There’s no more fascinating subject in history than the doomed French Queen Marie Antoinette. Much maligned by history (she never said “Let them eat cake,” in response to the people’s need for bread), she was an unwilling part of the one of the greatest revolutions in history. And met an untimely end at the guillotine in 1793. While she loved jewelry, and possessed many magnificent jewels, she often preferred simple muslin gowns and very little jewelry. Many of the portraits of her by Elisabeth Vigee-Lebrun show her dressed just like that.
Two large, pear-shaped diamond earrings, weighing 14.25 and 20.34 carats respectively, are part of the Smithsonian Institution’s collection.
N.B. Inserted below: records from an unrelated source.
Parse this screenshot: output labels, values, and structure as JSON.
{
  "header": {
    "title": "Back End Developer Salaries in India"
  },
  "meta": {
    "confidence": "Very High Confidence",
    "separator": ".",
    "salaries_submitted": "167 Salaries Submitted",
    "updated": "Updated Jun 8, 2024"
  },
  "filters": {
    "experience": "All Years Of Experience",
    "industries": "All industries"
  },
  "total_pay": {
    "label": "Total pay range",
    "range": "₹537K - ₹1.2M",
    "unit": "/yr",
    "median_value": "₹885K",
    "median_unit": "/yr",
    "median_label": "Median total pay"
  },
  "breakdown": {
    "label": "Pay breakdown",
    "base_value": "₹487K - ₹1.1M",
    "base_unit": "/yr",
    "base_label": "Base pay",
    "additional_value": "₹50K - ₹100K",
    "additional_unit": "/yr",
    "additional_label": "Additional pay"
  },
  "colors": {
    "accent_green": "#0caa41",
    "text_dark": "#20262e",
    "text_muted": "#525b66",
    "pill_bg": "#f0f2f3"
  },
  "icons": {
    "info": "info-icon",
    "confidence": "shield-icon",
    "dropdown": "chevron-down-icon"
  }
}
The diamonds once were supposedly set in earrings that belonged to Marie Antoinette and some sources say they were her favorite pieces of jewelry and she wore them constantly. They were taken from her during an attempt to flee France as the Revolution dawned and the position of the Royals became dangerous.
The diamonds were later acquired by the Grand Duchess Tatiana Yousupoff of Russia. When jeweler Pierre Cartier puchased the diamond earrings in 1928, their authenticity was attested to in an affidavit by Russian Princess Zenaide Yousupoff and her son, Prince Felix Yousupoff, stating that they originally belonged to Queen Marie-Antoinette and have never been reset in the one hundred years that they were in the family.
Marjorie Merriweather Post acquired the earrings from Pierre Cartier in October 1928. Harry Winston reset the large diamonds in platinum replicas of the original silver settings in 1959. Cartier, Inc. designed the triangular tops. In November 1964, Mrs. Post’s daughter, Mrs. Eleanor Barzin, donated the earrings, along with the original setting to the Smithsonian Institution. The diamonds are originally from India or Brazil, the only significant sources of diamonds in the eighteenth century.